1. Untangling the tailbacks: If USC really is a power-running team, it would be nice if they could have one ball carrier step to the front. Thus far, the Trojans have had three different tailbacks as leading rushers. With Marc Tyler limited with a hip-flexor injury in practice last week, it might be another week to shine for fifth-year senior Allen Bradford. Then again, the Cougars may not have anyone fast enough to catch freshman Dillon Baxter.
2. Stopping the bleeding: This Trojan defense has not proven skillful at forcing turnovers and the offense, against Minnesota, looked sloppy with the ball at times. If USC can keep the ball to itself and maybe pry one loose from WSU, it could turn this game into a nice, orderly rout where nobody gets hurt and everybody makes their flights back to L.A.
3. Trusting the twos: If I were Lane Kiffin, I wouldn't have much faith in the second units either. In two of the games, the second-team offense has turned the ball over late in the game. In all three games, the backup defense has yielded a touchdown inside the final three minutes. That's probably why this week's line opened at USC minus-24, but quickly moved to 21. There's no reason USC shouldn't be able to beat WSU primarily using backups unless, that is, they keep performing as they have been.

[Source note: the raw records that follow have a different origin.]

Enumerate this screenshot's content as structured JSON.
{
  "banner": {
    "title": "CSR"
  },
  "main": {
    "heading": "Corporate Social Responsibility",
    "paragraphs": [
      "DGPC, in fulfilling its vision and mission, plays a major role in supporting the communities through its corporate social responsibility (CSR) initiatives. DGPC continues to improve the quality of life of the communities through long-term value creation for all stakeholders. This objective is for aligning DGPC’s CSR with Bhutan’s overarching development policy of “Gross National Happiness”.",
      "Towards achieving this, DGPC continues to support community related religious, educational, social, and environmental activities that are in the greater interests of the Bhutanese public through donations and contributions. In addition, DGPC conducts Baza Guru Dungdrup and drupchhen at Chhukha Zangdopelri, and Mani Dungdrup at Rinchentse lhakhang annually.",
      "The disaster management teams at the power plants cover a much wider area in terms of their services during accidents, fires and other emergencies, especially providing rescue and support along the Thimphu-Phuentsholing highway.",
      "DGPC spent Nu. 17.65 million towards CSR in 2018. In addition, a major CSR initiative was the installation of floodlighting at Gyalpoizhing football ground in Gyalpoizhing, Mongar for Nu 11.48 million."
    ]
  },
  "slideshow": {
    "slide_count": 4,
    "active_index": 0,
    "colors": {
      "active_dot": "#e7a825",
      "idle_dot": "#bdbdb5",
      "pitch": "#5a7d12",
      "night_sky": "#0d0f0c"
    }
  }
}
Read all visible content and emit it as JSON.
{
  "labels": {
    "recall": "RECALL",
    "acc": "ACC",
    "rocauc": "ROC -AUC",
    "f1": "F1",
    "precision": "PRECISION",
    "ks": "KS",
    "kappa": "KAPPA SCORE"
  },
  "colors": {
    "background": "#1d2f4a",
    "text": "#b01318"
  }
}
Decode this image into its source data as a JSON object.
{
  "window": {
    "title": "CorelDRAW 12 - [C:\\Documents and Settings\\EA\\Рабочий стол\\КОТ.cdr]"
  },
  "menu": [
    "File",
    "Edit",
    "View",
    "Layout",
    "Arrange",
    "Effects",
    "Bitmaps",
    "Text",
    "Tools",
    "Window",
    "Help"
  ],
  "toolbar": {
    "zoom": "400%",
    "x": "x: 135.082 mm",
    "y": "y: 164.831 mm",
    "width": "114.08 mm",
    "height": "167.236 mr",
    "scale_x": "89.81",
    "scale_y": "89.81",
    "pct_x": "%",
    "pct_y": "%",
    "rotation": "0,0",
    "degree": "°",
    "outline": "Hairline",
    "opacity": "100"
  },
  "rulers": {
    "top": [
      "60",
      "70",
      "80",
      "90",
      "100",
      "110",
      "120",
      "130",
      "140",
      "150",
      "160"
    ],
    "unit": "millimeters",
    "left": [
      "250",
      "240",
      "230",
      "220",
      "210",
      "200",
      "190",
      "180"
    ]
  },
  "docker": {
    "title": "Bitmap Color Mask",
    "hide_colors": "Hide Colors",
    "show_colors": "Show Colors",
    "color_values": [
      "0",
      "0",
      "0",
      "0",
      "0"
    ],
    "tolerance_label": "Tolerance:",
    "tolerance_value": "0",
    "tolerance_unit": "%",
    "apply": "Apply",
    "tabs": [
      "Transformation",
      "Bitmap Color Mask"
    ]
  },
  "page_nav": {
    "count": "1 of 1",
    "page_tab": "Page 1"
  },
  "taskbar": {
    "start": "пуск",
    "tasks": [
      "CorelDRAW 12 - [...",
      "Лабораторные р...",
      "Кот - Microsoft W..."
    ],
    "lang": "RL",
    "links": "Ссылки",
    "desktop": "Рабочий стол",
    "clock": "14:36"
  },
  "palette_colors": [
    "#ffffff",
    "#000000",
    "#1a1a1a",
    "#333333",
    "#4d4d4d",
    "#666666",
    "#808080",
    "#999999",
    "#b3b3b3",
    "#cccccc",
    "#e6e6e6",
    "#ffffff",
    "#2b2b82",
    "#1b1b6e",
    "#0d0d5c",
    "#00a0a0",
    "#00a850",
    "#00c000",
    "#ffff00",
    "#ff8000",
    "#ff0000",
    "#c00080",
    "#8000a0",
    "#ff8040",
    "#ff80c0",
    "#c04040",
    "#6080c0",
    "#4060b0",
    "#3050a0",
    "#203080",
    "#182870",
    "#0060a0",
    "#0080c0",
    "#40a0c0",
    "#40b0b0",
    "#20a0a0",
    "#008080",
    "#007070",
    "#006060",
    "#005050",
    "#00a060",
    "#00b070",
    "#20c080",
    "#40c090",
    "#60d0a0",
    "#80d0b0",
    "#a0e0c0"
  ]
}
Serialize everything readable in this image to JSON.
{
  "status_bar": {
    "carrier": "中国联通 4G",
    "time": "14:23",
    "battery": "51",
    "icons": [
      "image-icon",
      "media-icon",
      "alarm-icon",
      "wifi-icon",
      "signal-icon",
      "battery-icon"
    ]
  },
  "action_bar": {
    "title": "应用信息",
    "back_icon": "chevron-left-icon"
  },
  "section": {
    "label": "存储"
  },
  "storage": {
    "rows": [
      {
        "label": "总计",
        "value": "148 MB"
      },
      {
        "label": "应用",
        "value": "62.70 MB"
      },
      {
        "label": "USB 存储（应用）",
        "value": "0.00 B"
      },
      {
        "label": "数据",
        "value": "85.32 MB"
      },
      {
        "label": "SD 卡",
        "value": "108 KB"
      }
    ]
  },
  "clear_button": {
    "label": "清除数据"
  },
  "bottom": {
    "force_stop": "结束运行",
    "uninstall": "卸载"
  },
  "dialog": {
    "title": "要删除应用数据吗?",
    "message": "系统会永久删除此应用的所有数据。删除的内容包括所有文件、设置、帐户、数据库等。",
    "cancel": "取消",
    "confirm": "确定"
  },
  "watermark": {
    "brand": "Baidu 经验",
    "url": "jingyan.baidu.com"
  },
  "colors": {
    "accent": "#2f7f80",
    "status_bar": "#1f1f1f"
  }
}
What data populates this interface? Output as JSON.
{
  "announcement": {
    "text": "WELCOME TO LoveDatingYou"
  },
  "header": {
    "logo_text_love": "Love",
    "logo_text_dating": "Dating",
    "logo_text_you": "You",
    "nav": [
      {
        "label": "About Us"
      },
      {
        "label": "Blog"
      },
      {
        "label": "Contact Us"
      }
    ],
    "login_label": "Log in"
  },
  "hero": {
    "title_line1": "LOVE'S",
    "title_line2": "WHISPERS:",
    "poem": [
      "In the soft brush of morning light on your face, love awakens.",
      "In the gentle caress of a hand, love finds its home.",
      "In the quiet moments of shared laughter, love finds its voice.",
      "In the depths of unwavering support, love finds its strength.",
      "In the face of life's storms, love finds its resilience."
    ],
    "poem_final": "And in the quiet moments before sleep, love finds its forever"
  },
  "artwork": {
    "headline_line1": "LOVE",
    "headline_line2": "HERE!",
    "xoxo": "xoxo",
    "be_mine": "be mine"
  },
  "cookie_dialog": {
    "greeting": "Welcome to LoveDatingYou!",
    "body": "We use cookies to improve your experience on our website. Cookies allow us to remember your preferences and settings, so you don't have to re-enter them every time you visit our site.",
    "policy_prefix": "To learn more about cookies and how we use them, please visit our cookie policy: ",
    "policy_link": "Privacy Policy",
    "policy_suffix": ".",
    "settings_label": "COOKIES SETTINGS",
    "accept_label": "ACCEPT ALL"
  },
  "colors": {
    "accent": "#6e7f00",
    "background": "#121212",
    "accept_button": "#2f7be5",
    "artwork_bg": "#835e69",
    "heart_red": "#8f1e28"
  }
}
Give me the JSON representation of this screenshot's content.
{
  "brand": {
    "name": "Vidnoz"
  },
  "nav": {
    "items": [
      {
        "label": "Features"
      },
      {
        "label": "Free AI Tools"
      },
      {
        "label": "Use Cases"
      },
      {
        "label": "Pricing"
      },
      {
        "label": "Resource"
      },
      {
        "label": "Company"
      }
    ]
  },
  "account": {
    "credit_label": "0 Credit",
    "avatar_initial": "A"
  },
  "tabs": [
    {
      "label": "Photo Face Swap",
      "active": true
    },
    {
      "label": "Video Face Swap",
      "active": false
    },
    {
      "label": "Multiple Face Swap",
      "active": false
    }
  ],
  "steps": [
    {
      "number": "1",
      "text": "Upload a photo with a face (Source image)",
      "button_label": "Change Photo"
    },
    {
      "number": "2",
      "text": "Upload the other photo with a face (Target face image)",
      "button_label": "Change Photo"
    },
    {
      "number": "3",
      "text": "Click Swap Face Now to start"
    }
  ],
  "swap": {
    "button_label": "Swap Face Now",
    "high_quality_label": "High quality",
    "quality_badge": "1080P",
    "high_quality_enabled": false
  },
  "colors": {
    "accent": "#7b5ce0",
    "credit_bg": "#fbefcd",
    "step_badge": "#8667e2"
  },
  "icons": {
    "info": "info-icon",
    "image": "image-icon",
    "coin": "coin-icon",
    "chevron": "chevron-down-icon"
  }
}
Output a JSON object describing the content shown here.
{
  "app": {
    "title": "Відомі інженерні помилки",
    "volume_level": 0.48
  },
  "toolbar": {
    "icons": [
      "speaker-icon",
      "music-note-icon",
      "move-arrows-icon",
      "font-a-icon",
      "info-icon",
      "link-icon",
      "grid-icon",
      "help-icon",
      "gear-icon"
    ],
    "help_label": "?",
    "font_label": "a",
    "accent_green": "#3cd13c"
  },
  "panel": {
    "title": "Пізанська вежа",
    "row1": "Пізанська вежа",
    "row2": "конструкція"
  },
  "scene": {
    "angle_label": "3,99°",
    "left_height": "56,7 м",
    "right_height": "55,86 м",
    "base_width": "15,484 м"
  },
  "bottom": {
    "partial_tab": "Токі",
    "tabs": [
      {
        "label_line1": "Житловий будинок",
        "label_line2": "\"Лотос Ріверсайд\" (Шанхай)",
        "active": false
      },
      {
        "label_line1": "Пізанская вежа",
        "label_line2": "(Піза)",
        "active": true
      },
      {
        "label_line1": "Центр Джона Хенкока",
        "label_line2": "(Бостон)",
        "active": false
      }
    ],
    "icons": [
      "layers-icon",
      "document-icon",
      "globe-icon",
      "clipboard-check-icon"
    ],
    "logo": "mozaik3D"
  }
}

4. Kicking the dang ball: This coaching staff apparently thinks it has outsmarted every other football coach in America, because it continually defies the percentages and tries two-point conversions that don't work. The Trojans failed on three of them against Minnesota (see above note, about not covering spreads).
5. Charting the Cougs: In a game like this, you can usually tell early on how the underdog team is treating it. If the Cougars seem tentative and are making conservative play calls, they probably are playing to keep it close. If they're hitting hard on defense and trying some innovative things on offense, they might feel they have a chance at the upset. Talk about a good way to jump-start your program.